**Work item:**
What lines in the data hold the string "icon"? Show them.

[Page and application data records]
• • • •

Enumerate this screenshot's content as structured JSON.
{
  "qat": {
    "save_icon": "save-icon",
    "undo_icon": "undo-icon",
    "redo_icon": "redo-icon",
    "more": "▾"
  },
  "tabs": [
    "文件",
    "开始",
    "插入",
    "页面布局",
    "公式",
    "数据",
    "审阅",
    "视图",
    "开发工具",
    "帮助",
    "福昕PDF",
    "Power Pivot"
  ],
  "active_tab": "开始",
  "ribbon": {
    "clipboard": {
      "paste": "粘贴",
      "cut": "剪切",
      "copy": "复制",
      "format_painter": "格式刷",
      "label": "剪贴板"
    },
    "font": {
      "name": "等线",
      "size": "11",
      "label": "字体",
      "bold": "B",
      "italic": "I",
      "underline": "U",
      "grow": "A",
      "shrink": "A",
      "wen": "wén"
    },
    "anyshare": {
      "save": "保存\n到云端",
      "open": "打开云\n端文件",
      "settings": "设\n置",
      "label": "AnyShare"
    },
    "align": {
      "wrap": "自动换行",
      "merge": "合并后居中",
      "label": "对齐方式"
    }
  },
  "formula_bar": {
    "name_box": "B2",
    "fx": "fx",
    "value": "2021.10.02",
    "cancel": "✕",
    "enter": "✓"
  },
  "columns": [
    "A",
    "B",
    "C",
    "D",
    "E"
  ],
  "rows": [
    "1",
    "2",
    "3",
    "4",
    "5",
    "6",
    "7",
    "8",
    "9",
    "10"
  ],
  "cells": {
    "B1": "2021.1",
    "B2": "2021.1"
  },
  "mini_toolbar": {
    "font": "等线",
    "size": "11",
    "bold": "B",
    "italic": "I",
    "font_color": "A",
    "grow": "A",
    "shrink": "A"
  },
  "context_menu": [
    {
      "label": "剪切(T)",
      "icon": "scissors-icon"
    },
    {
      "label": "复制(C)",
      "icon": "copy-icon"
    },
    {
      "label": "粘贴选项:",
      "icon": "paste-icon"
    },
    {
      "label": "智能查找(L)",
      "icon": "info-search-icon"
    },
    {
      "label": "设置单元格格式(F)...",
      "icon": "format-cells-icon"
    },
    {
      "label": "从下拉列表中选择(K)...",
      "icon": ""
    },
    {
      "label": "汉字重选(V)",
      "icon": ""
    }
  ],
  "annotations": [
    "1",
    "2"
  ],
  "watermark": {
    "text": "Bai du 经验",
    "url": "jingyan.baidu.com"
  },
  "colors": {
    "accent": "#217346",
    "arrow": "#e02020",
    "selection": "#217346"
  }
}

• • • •

**Written reply:**
    "save_icon": "save-icon",
    "undo_icon": "undo-icon",
    "redo_icon": "redo-icon",
      "icon": "scissors-icon"
      "icon": "copy-icon"
      "icon": "paste-icon"
      "icon": "info-search-icon"
      "icon": "format-cells-icon"
      "icon": ""
      "icon": ""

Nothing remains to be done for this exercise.